Teacher's Guide: The Alchemyst


When Josh takes a job in a secondhand
bookstore in San Francisco, he has no
idea that Nick Fleming, the owner, is
actually Nicholas Flamel, a 14th-century
alchemist who discovered the secret to
Flamel and his powerful wife,
Perenelle, are attacked by Dr. John
Dee, a magician and astrologer from
the court of Queen Elizabeth I. Dee
has been chasing Flamel and Perenelle
through the centuries and around the
globe to retrieve the Book of Abraham
the Mage, the codex that holds the
secrets of life and death.
Josh and his twin sister, Sophie, find
themselves caught in the center of
the battle. Could it be that these twins
actually possess the powers that can
save the world?


Michael Scott is one of Ireland’s most successful authors.
He writes for both adults and young adults. A master
of fantasy, science fiction, horror, mythology, and folklore, he
was hailed by the Irish Times as “the King of Fantasy in these
isles.” He lives and writes in Dublin, Ireland. Learn more about
Michael Scott at www.dillonscott.com


Familiar to many from the Harry Potter novels, Nicholas Flamel was a real historical
figure. Have students search online and in encyclopedias for information about
Nicholas Flamel, Perenelle Flamel, and Dr. John Dee. Have them make a chart of
facts they find out about these individuals as well as the legends that have evolved
around their names.
Ask students to research the term Elder Race. What does this term mean? Have
them write a paragraph exploring some of the concepts and conjectures about
an Elder Race. Organize a debate between groups of students about whether such
a race could exist today.

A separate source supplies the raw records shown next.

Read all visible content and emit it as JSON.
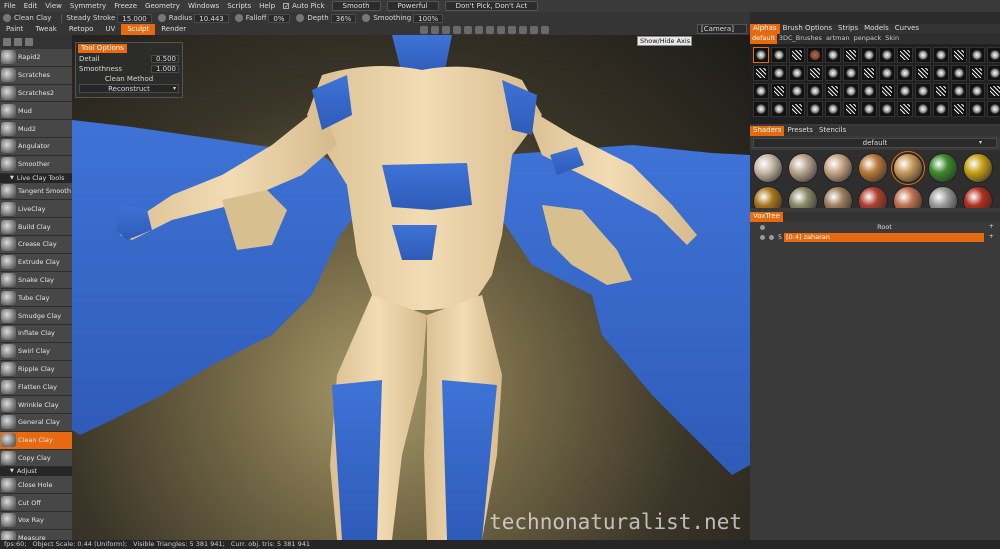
{
  "menubar": {
    "items": [
      "File",
      "Edit",
      "View",
      "Symmetry",
      "Freeze",
      "Geometry",
      "Windows",
      "Scripts",
      "Help"
    ],
    "auto_pick": "Auto Pick",
    "smooth": "Smooth",
    "powerful": "Powerful",
    "pick_mode": "Don't Pick, Don't Act"
  },
  "parambar": {
    "tool_name": "Clean Clay",
    "steady_label": "Steady Stroke",
    "steady_value": "15.000",
    "radius_label": "Radius",
    "radius_value": "10.443",
    "falloff_label": "Falloff",
    "falloff_value": "0%",
    "depth_label": "Depth",
    "depth_value": "36%",
    "smoothing_label": "Smoothing",
    "smoothing_value": "100%"
  },
  "rooms": [
    {
      "label": "Paint",
      "active": false
    },
    {
      "label": "Tweak",
      "active": false
    },
    {
      "label": "Retopo",
      "active": false
    },
    {
      "label": "UV",
      "active": false
    },
    {
      "label": "Sculpt",
      "active": true
    },
    {
      "label": "Render",
      "active": false
    }
  ],
  "camera": "[Camera]",
  "tooltip": "Show/Hide Axis",
  "tools": [
    {
      "label": "Rapid2",
      "section": null
    },
    {
      "label": "Scratches",
      "section": null
    },
    {
      "label": "Scratches2",
      "section": null
    },
    {
      "label": "Mud",
      "section": null
    },
    {
      "label": "Mud2",
      "section": null
    },
    {
      "label": "Angulator",
      "section": null
    },
    {
      "label": "Smoother",
      "section": null
    },
    {
      "label": "Tangent Smooth",
      "section": "Live Clay Tools"
    },
    {
      "label": "LiveClay",
      "section": null
    },
    {
      "label": "Build Clay",
      "section": null
    },
    {
      "label": "Crease Clay",
      "section": null
    },
    {
      "label": "Extrude Clay",
      "section": null
    },
    {
      "label": "Snake Clay",
      "section": null
    },
    {
      "label": "Tube Clay",
      "section": null
    },
    {
      "label": "Smudge Clay",
      "section": null
    },
    {
      "label": "Inflate Clay",
      "section": null
    },
    {
      "label": "Swirl Clay",
      "section": null
    },
    {
      "label": "Ripple Clay",
      "section": null
    },
    {
      "label": "Flatten Clay",
      "section": null
    },
    {
      "label": "Wrinkle Clay",
      "section": null
    },
    {
      "label": "General Clay",
      "section": null
    },
    {
      "label": "Clean Clay",
      "section": null,
      "active": true
    },
    {
      "label": "Copy Clay",
      "section": null
    },
    {
      "label": "Close Hole",
      "section": "Adjust"
    },
    {
      "label": "Cut Off",
      "section": null
    },
    {
      "label": "Vox Ray",
      "section": null
    },
    {
      "label": "Measure",
      "section": null
    }
  ],
  "tool_options": {
    "title": "Tool Options",
    "detail_label": "Detail",
    "detail_value": "0.500",
    "smoothness_label": "Smoothness",
    "smoothness_value": "1.000",
    "clean_method_label": "Clean Method",
    "clean_method_value": "Reconstruct"
  },
  "right_panel": {
    "tabs": [
      "Alphas",
      "Brush Options",
      "Strips",
      "Models",
      "Curves"
    ],
    "active_tab": "Alphas",
    "alpha_subtabs": [
      "default",
      "3DC_Brushes",
      "artman",
      "penpack",
      "Skin"
    ],
    "shader_tabs": [
      "Shaders",
      "Presets",
      "Stencils"
    ],
    "shader_preset": "default",
    "shaders": [
      {
        "color": "#c9b9a8"
      },
      {
        "color": "#b8a48f"
      },
      {
        "color": "#c7a585"
      },
      {
        "color": "#b87a3a"
      },
      {
        "color": "#c89b5a"
      },
      {
        "color": "#3f8a2e"
      },
      {
        "color": "#c8a018"
      },
      {
        "color": "#a8761e"
      },
      {
        "color": "#8a8a6a"
      },
      {
        "color": "#a08060"
      },
      {
        "color": "#b04030"
      },
      {
        "color": "#c07050"
      },
      {
        "color": "#9a9a9a"
      },
      {
        "color": "#b03020"
      }
    ],
    "voxtree_title": "VoxTree",
    "voxtree_root": "Root",
    "voxtree_item": "[0.4] zaharan",
    "voxtree_item_number": "5"
  },
  "status": {
    "fps": "fps:60;",
    "scale": "Object Scale: 0.44 (Uniform);",
    "visible": "Visible Triangles: 5 381 941;",
    "current": "Curr. obj. tris: 5 381 941"
  },
  "watermark": "technonaturalist.net",
  "colors": {
    "accent": "#e86a10",
    "skin": "#eed8b0",
    "clay_blue": "#3d6fd1"
  }
}
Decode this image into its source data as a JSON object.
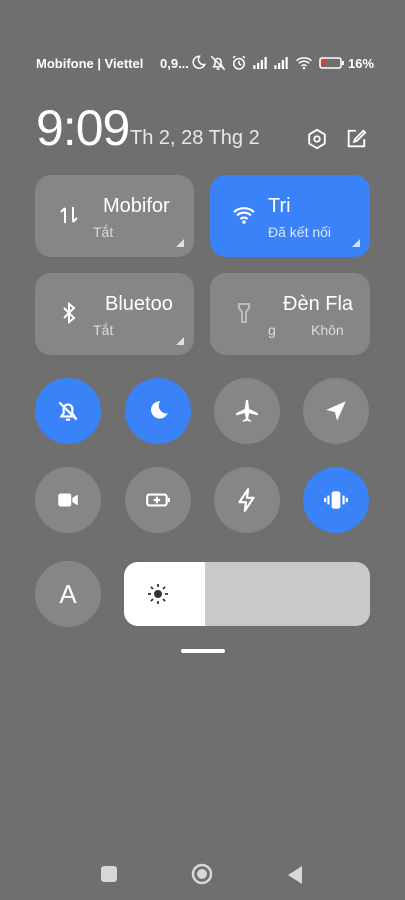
{
  "status_bar": {
    "carrier": "Mobifone | Viettel",
    "speed": "0,9...",
    "battery_percent": "16%",
    "icons": [
      "moon-icon",
      "notifications-off-icon",
      "alarm-icon",
      "signal-icon",
      "signal-icon",
      "wifi-icon",
      "battery-low-icon"
    ]
  },
  "header": {
    "time": "9:09",
    "date": "Th 2, 28 Thg 2",
    "icons": [
      "settings-icon",
      "edit-icon"
    ]
  },
  "tiles": [
    {
      "id": "mobile-data",
      "title": "Mobifor",
      "subtitle": "Tắt",
      "active": false,
      "icon": "data-transfer-icon"
    },
    {
      "id": "wifi",
      "title": "Tri",
      "subtitle": "Đã kết nối",
      "active": true,
      "icon": "wifi-icon"
    },
    {
      "id": "bluetooth",
      "title": "Bluetoo",
      "subtitle": "Tắt",
      "active": false,
      "icon": "bluetooth-icon"
    },
    {
      "id": "flashlight",
      "title": "Đèn Fla",
      "subtitle_left": "g",
      "subtitle": "Khôn",
      "active": false,
      "icon": "flashlight-icon"
    }
  ],
  "toggles_row1": [
    {
      "id": "mute",
      "icon": "bell-off-icon",
      "active": true
    },
    {
      "id": "dnd",
      "icon": "moon-icon",
      "active": true
    },
    {
      "id": "airplane",
      "icon": "airplane-icon",
      "active": false
    },
    {
      "id": "location",
      "icon": "location-icon",
      "active": false
    }
  ],
  "toggles_row2": [
    {
      "id": "screen-record",
      "icon": "video-camera-icon",
      "active": false
    },
    {
      "id": "battery-saver",
      "icon": "battery-saver-icon",
      "active": false
    },
    {
      "id": "performance",
      "icon": "lightning-icon",
      "active": false
    },
    {
      "id": "vibrate",
      "icon": "vibrate-icon",
      "active": true
    }
  ],
  "auto_brightness_label": "A",
  "brightness": {
    "level": 0.33,
    "icon": "sun-icon"
  },
  "nav_bar": [
    "square-recents-icon",
    "circle-home-icon",
    "triangle-back-icon"
  ],
  "colors": {
    "accent": "#3a82f7",
    "tile": "#868686",
    "background": "#6f6f6f"
  }
}
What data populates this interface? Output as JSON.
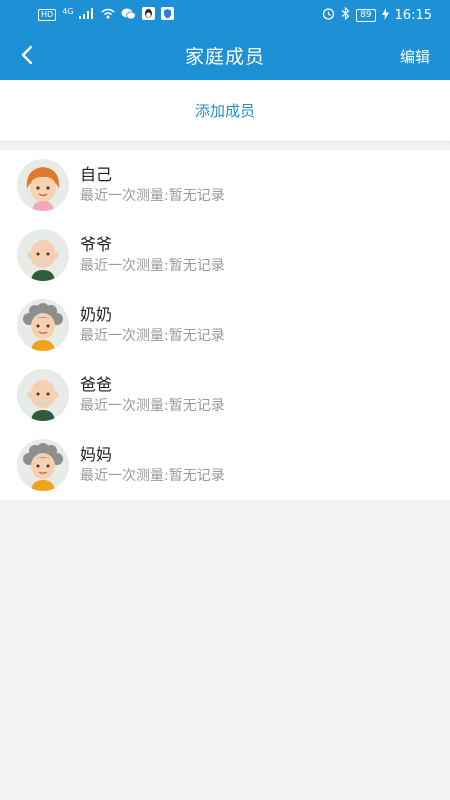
{
  "status_bar": {
    "left_badges": [
      "HD",
      "4G"
    ],
    "battery": "89",
    "time": "16:15",
    "icons": [
      "signal-icon",
      "wifi-icon",
      "wechat-icon",
      "qq-icon",
      "shield-icon",
      "alarm-icon",
      "bluetooth-icon",
      "charging-icon"
    ]
  },
  "navbar": {
    "title": "家庭成员",
    "edit_label": "编辑",
    "back_icon": "chevron-left-icon",
    "background": "#1e90d6"
  },
  "add_member": {
    "label": "添加成员",
    "color": "#1e8fd0"
  },
  "members": [
    {
      "name": "自己",
      "status": "最近一次测量:暂无记录",
      "avatar": "woman-avatar-icon"
    },
    {
      "name": "爷爷",
      "status": "最近一次测量:暂无记录",
      "avatar": "grandpa-avatar-icon"
    },
    {
      "name": "奶奶",
      "status": "最近一次测量:暂无记录",
      "avatar": "grandma-avatar-icon"
    },
    {
      "name": "爸爸",
      "status": "最近一次测量:暂无记录",
      "avatar": "grandpa-avatar-icon"
    },
    {
      "name": "妈妈",
      "status": "最近一次测量:暂无记录",
      "avatar": "grandma-avatar-icon"
    }
  ]
}
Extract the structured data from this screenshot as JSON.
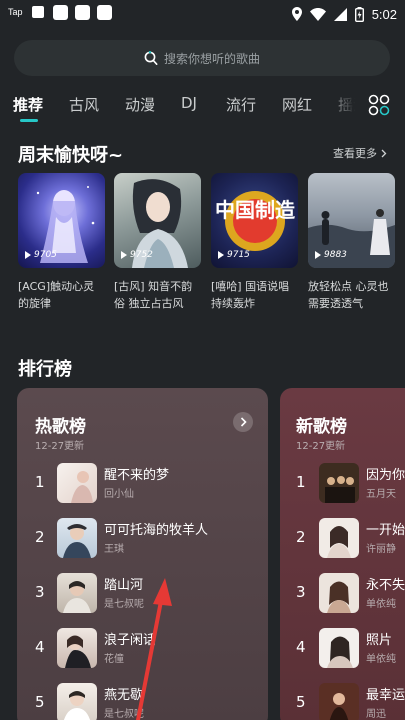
{
  "status_bar": {
    "app_tag": "Tap",
    "time": "5:02"
  },
  "search": {
    "placeholder": "搜索你想听的歌曲"
  },
  "tabs": [
    {
      "label": "推荐",
      "active": true
    },
    {
      "label": "古风",
      "active": false
    },
    {
      "label": "动漫",
      "active": false
    },
    {
      "label": "DJ",
      "active": false
    },
    {
      "label": "流行",
      "active": false
    },
    {
      "label": "网红",
      "active": false
    },
    {
      "label": "摇滚",
      "active": false
    }
  ],
  "weekend_section": {
    "title": "周末愉快呀~",
    "see_more": "查看更多",
    "cards": [
      {
        "plays": "9705",
        "title": "[ACG]触动心灵的旋律"
      },
      {
        "plays": "9752",
        "title": "[古风] 知音不韵俗 独立占古风"
      },
      {
        "plays": "9715",
        "title": "[嘻哈] 国语说唱持续轰炸",
        "cover_text": "中国制造"
      },
      {
        "plays": "9883",
        "title": "放轻松点 心灵也需要透透气"
      }
    ]
  },
  "charts_section": {
    "title": "排行榜",
    "hot": {
      "title": "热歌榜",
      "date": "12-27更新",
      "rows": [
        {
          "rank": "1",
          "song": "醒不来的梦",
          "artist": "回小仙"
        },
        {
          "rank": "2",
          "song": "可可托海的牧羊人",
          "artist": "王琪"
        },
        {
          "rank": "3",
          "song": "踏山河",
          "artist": "是七叔呢"
        },
        {
          "rank": "4",
          "song": "浪子闲话",
          "artist": "花僮"
        },
        {
          "rank": "5",
          "song": "燕无歇",
          "artist": "是七叔呢"
        }
      ]
    },
    "new": {
      "title": "新歌榜",
      "date": "12-27更新",
      "rows": [
        {
          "rank": "1",
          "song": "因为你",
          "artist": "五月天"
        },
        {
          "rank": "2",
          "song": "一开始",
          "artist": "许丽静"
        },
        {
          "rank": "3",
          "song": "永不失",
          "artist": "单依纯"
        },
        {
          "rank": "4",
          "song": "照片",
          "artist": "单依纯"
        },
        {
          "rank": "5",
          "song": "最幸运",
          "artist": "周迅"
        }
      ]
    }
  },
  "colors": {
    "accent": "#27c7c7",
    "background": "#222528",
    "annotation": "#e53935"
  }
}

How do Josh and Sophie know they can trust Flamel? How do they know that Dee’s
motives are evil ones? Do their feelings toward these two characters change through
the course of the story?

Discuss the power of the codex, the Book of Abraham the Mage. Do you think that
one book could contain the secrets to immortal life?

Compare the personalities of Josh and Sophie, and Flamel and Dee. In what ways are
the pairs alike and different? How does Perenelle compare to them?

Flamel and Dee both call on beings of the Elder Race. Discuss the idea that entities
from many different mythologies could still exist in our world, and that they could
interact with one another and with humans.

Why does Perenelle use a ghost to help her communicate with Flamel? Why can’t
she call on beings of the Elder Race?

Discuss the character of Scathach. What part does she play in the story? What is her
relationship to Flamel? To the twins? To Hekate and the Witch of Endor?

Flamel says, “We are all prisoners of a sort here—prisoners of circumstance and
events.” (p. 197) What does he mean? Are Josh and Sophie involved in the battle
between Flamel and Dee because of their destiny, or because they choose to become
involved? What does the codex mean when it says, “The two that are one will come
either to save or to destroy the world”? (p. 199)

Why do Josh and Sophie agree to go through the Awakening? Why does Hekate only
“awaken” Sophie’s powers? How does this affect the twins’ connection to each other?

What does Hekate mean when she says, “Great change always comes down to the
actions of a single person”? (p. 210) Can you identify times in the history of the world
when great change happened because of the actions of a single person?

Why does Josh believe what Dee is telling him at the fountain in Ojai? What does
Dee mean when he says, “It seems we are all victims of Nicholas Flamel”? (p. 338)
Who do you believe is telling the truth?

The ending of the book seems to lead to another beginning, at the other side of
the leygate. What do you think will happen to the twins in a future story? Is Dee
destroyed, or will he return? The first chapter of Book 2 is printed in the back of
The Alchemyst. Challenge students to write an additional chapter of this story as
they would like to see it unfold.


Have students work in groups to research the use of language in The Alchemyst from the
list of activities below.

Look up the word codex as it applies to the history of printing. How is a codex different from a modern book?

Look up these words and determine the specific differences between them: magic, alchemy, necromancy, scrying, astrology, divination, sorcery, and aura.

Look up these words and define the unique characteristics of each of these creatures: golem, simulacra, homunculus, and pterosaur.

There are many ancient and legendary beings mentioned in this book. Find out
the origin of beliefs for each of these and what cultures they represent: Scathach,
the Morrigan, Bastet, Hekate, and Witch of Endor.

Place names are important in this story—both real places and those from mythical
legends. See what you can learn about each of these places: Yggdrasill, San Francisco,
Atlantis, and Ojai.


Prepared by Connie Rockman, children’s literature consultant, adjunct professor of children’s and young adult literature,
and editor of the H. W. Wilson Junior Book of Authors and Illustrators series